Although a pleasant little musical, Take Me Out to the Ball Game is the least appealing of the trio of movies Kelly and Sinatra made together. The songs performed by the two of them (especially the dance numbers) aren't as memorable as the songs in either Anchors Aweigh or On the Town. The title song at the beginning being the only truly classic number in the entire movie. This clip was shown in That's Entertainment! and it's the best (and most vigorous) dance number Sinatra ever performed on film. While he still can't match Kelly's effortless hoofing, he had improved noticeably in the four years since Anchors Aweigh.

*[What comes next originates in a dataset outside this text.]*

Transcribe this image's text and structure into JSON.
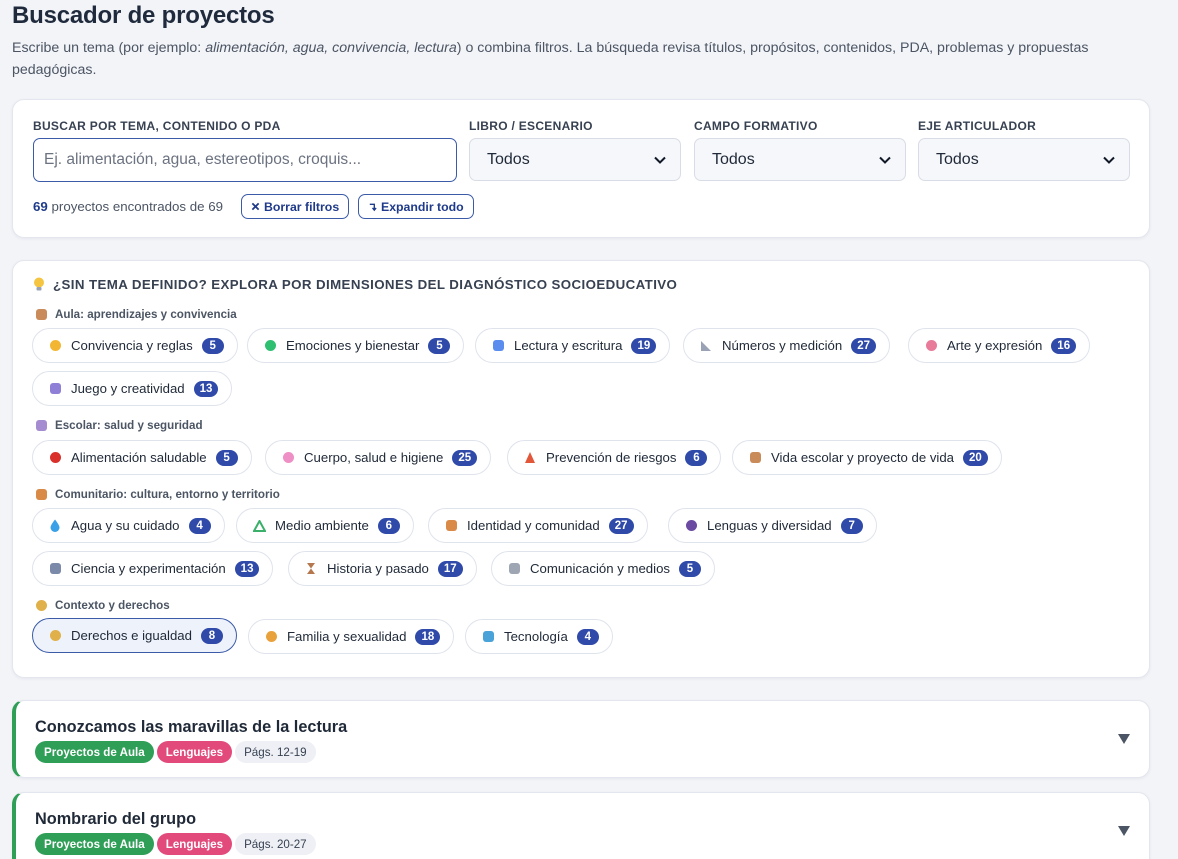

It's easy to see why the four principals were all chosen for On the Town. The characters they play are all remarkably similar and I agree wholeheartedly with my brothers, and just about everyone else who's seen them both, that On the Town improved on Take Me Out. Poor Jules Munshin gets just one number, although it is a pretty good one. He joins Sinatra and Kelly for a catchy ode to double plays called “O'Brien to Ryan to Goldberg”.
It's interesting that Esther Williams disliked working with Gene Kelly. Twenty years later Barbra Streisand would have a similar experience working with him on Hello Dolly!. I don't know whether Mr. Kelly had a problem getting along with strong women or if he just felt that both women were miscast but in both cases whatever animosity they felt doesn't show on the screen.
Kelly is playing his usual horn-dog role but I thought Eddie O'Brien comes across a bit sleazier than his characters in either Anchors Away or On the Town; in particular in his behavior towards Esther Williams' character. In the scene where she shows him how to improve his swing he gets very hands on with a woman he just met in a way that qualifies as sexual harassment today. Fortunately the scene ends with her “unintentionally” hitting him on the head with the bat.
Sinatra sounds great as usual and he dutifully plays a part he's years too old to play. The game of sexual cat-and-mouse between him and Betty Garrett isn't as funny as it is in On the Town but I agree with Eric that the number “It's Fate Baby, It's Fate” is worthy of a few chuckles. Eternal heavy Edward Arnold is pretty much wasted late in his career.
Take Me Out to the Ball Game doesn't strike out but it comes nowhere near the bleachers.
Photos © Copyright Metro-Goldwyn-Mayer Studios (1949)